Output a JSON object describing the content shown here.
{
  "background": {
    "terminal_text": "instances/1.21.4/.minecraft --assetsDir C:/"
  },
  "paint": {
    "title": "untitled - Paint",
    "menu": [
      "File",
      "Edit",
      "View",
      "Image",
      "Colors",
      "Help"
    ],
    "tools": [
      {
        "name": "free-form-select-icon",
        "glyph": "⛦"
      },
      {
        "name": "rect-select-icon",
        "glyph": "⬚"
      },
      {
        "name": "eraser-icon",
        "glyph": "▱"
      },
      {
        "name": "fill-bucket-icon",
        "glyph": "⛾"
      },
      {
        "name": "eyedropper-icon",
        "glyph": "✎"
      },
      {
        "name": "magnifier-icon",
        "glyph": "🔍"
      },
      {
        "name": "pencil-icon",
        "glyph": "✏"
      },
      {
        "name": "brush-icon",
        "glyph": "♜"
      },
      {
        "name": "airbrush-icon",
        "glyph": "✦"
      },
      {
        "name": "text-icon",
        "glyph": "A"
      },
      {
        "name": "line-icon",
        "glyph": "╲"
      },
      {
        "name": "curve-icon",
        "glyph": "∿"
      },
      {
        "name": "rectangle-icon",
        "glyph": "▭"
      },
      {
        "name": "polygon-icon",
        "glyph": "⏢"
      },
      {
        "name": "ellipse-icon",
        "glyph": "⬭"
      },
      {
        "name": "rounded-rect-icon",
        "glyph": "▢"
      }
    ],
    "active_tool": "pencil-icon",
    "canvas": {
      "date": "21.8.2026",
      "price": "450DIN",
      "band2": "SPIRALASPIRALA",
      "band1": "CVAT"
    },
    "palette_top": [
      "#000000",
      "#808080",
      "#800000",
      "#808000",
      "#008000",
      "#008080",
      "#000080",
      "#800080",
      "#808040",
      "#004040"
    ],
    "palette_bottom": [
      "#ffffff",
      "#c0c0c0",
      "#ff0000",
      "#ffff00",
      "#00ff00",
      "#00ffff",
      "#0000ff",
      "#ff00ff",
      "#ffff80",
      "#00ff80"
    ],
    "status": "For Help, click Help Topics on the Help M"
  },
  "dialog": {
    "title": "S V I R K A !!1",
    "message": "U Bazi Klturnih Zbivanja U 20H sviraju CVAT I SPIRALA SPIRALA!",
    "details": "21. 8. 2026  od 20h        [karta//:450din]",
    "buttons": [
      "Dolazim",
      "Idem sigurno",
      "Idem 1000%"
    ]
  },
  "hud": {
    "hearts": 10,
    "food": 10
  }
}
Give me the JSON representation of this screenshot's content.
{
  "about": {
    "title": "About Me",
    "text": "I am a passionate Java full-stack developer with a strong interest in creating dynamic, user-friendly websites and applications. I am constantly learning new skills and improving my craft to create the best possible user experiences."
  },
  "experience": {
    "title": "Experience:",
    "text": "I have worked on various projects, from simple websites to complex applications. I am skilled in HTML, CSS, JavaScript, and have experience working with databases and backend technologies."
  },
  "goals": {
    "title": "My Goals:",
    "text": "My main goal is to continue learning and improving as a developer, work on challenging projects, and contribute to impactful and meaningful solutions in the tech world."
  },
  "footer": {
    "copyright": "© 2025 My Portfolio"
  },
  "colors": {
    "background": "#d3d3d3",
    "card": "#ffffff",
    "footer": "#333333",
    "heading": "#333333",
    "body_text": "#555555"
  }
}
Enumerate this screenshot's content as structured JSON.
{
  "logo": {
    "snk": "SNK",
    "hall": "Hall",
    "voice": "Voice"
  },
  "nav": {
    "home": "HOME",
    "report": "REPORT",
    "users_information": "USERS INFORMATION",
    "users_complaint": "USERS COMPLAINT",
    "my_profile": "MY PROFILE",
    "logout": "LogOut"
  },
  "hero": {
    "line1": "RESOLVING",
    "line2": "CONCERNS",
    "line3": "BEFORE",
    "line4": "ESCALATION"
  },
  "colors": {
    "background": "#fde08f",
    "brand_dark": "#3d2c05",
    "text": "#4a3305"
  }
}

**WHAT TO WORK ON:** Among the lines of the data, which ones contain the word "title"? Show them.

**SOLUTION FOR THIS PROBLEM:**
    "title": "untitled - Paint",
    "title": "S V I R K A !!1",
    "title": "About Me",
    "title": "Experience:",
    "title": "My Goals:",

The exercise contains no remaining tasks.